→ WORK ORDER
Please copy each line of the records below that includes the word "logger".

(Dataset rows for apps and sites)
____________________
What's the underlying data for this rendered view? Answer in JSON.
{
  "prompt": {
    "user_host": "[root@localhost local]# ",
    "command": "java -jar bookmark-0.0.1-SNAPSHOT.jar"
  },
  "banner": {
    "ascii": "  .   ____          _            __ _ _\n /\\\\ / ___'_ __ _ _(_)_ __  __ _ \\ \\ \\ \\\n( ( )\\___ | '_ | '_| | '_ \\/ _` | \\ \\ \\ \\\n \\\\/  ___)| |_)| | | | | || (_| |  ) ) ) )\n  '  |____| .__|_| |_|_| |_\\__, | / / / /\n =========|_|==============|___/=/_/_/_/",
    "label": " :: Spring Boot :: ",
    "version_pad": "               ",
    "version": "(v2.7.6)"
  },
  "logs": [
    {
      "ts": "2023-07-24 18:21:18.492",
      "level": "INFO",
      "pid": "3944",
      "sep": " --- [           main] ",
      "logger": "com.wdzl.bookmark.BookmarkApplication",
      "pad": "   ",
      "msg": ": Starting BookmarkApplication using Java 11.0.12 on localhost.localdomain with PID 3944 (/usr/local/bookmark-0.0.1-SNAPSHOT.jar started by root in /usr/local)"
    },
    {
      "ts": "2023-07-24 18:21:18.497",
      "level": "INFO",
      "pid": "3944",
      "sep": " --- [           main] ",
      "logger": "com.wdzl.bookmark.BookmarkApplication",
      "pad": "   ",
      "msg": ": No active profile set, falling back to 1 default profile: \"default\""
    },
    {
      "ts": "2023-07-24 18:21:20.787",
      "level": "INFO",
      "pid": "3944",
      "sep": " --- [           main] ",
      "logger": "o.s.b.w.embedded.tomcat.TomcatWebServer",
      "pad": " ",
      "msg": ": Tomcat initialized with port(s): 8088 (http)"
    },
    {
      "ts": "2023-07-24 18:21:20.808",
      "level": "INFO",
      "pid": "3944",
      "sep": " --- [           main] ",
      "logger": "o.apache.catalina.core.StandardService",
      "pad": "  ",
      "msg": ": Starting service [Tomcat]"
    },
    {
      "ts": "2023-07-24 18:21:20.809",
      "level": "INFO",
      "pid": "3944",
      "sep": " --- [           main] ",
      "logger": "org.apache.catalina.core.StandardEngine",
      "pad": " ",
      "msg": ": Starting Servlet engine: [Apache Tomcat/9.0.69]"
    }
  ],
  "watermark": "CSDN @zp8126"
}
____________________
→ ANSWER FOR THE TASK
      "logger": "com.wdzl.bookmark.BookmarkApplication",
      "logger": "com.wdzl.bookmark.BookmarkApplication",
      "logger": "o.s.b.w.embedded.tomcat.TomcatWebServer",
      "logger": "o.apache.catalina.core.StandardService",
      "logger": "org.apache.catalina.core.StandardEngine",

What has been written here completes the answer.